Task goal:
From the listing below, pull each line that includes "JSON".

Data records:

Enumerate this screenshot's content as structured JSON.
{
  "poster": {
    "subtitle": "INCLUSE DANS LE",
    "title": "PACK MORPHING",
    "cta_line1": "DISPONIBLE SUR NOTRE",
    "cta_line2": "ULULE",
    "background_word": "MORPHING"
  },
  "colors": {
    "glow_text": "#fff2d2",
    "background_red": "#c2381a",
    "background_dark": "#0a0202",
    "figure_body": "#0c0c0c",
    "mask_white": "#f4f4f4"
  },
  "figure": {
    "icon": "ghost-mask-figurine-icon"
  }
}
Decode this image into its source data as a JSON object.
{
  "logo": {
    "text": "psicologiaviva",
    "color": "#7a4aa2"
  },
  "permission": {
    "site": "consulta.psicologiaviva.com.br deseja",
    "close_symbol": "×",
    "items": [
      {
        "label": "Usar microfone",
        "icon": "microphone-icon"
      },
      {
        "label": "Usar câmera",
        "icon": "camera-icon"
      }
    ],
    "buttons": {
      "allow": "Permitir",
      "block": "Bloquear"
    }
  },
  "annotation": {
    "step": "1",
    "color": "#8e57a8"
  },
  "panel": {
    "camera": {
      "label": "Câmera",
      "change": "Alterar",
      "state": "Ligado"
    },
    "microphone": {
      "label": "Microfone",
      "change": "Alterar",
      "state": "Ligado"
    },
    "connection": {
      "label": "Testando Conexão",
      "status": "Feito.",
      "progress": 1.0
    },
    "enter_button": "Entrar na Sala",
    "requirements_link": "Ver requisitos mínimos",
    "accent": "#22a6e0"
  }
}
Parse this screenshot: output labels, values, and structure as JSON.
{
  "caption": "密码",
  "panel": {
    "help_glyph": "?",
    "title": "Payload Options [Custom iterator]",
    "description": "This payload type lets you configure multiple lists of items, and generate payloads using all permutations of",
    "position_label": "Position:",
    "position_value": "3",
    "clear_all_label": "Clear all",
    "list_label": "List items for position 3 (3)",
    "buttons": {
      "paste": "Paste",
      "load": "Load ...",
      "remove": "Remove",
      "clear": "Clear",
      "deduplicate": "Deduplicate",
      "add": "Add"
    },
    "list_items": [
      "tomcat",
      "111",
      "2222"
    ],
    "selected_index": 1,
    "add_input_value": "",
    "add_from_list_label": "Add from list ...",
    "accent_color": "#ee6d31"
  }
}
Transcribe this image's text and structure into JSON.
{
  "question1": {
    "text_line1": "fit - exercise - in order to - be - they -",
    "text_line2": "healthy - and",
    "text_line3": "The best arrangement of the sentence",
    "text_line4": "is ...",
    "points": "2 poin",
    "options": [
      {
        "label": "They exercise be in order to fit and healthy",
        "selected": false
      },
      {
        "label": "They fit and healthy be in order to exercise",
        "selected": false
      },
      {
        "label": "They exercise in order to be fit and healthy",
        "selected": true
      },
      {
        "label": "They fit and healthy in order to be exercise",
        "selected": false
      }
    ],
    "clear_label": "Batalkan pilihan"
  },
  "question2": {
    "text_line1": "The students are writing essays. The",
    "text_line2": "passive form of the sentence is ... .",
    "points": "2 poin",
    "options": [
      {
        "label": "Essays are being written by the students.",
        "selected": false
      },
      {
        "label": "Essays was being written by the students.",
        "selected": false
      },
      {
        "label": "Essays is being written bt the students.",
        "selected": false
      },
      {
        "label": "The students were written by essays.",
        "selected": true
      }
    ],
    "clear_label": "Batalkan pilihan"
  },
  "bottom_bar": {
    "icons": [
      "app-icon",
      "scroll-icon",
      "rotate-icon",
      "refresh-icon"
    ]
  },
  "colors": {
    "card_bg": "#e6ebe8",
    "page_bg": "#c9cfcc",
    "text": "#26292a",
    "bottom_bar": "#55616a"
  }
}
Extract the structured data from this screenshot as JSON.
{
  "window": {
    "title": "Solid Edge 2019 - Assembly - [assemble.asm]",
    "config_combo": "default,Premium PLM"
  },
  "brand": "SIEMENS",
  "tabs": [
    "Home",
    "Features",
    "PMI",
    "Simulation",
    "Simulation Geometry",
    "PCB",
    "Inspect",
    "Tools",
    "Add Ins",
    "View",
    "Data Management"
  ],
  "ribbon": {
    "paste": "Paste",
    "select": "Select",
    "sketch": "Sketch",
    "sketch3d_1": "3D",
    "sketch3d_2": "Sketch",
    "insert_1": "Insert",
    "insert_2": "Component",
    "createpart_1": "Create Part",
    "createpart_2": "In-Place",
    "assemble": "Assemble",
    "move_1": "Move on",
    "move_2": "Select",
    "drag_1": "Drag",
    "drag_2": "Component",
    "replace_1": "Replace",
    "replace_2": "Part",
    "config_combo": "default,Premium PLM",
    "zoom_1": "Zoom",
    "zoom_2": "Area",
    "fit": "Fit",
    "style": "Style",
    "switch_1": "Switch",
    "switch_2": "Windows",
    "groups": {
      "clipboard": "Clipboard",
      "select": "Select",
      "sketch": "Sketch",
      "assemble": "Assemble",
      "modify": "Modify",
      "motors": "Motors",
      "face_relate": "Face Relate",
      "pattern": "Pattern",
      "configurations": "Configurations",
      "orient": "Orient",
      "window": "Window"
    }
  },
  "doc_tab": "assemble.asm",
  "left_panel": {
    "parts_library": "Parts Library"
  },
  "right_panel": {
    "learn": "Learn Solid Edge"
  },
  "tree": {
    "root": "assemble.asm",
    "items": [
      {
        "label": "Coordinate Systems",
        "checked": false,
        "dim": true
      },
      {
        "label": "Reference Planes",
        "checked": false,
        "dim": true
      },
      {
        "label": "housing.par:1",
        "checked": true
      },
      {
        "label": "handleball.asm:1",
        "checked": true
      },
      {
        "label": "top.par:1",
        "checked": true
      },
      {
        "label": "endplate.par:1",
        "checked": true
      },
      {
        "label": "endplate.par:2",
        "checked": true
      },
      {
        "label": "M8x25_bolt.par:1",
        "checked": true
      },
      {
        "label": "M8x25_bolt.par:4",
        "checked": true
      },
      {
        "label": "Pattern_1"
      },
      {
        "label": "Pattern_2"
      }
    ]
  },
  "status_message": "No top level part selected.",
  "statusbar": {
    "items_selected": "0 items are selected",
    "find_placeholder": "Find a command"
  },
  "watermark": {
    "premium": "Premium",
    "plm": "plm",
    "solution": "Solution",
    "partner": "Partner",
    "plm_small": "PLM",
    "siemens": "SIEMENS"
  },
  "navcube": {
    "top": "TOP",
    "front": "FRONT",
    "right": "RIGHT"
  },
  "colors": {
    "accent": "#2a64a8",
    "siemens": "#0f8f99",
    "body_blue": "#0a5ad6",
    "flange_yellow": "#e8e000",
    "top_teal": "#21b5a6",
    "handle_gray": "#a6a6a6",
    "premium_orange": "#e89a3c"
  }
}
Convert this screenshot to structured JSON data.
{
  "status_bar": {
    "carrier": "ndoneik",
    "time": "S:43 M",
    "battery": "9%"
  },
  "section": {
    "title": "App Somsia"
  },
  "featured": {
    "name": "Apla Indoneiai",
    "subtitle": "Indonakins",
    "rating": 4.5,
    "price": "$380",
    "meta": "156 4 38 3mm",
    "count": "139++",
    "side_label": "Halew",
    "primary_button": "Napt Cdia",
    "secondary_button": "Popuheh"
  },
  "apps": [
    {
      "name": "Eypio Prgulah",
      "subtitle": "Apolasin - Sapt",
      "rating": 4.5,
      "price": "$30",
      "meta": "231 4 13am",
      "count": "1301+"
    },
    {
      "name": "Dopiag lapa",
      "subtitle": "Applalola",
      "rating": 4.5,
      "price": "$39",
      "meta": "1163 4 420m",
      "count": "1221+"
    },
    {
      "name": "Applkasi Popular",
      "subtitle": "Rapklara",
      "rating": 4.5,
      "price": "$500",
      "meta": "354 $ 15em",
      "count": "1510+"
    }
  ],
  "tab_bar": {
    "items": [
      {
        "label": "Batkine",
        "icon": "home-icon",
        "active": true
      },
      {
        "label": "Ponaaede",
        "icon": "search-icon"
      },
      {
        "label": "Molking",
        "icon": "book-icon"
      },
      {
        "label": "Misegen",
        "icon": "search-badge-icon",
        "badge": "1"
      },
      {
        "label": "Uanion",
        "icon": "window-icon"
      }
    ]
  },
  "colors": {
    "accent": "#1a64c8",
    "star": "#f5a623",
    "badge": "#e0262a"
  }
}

Result:
Enumerate this screenshot's content as structured JSON.
Decode this image into its source data as a JSON object.
Parse this screenshot: output labels, values, and structure as JSON.
Transcribe this image's text and structure into JSON.
Extract the structured data from this screenshot as JSON.
Convert this screenshot to structured JSON data.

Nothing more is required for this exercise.